THE PROBLEM: Look through the entries for the string "name" and copy every line where it shows up.

MATERIAL PROVIDED:
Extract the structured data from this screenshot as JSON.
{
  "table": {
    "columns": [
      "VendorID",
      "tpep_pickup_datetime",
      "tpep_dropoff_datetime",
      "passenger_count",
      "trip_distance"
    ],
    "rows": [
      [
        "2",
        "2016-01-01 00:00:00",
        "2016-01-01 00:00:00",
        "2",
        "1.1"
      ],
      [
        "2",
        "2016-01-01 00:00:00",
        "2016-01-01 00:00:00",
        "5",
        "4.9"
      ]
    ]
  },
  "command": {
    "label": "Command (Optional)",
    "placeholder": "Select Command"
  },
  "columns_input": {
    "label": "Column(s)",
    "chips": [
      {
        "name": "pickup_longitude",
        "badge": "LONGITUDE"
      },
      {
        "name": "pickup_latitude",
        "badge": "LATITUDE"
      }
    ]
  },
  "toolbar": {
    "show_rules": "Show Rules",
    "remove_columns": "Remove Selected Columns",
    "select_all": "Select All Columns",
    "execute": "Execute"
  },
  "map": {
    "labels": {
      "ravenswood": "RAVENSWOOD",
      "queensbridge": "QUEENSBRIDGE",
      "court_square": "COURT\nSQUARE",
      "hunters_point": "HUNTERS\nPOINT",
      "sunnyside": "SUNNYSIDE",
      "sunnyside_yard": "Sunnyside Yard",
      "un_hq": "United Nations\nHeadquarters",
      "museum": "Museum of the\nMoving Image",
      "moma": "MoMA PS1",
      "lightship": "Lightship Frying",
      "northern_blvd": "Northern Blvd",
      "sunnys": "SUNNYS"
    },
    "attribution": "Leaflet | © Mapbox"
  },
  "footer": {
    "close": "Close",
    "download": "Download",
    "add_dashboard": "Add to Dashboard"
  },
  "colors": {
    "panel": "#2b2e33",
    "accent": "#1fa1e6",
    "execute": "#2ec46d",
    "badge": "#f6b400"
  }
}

ANSWER TO THIS TASK:
        "name": "pickup_longitude",
        "name": "pickup_latitude",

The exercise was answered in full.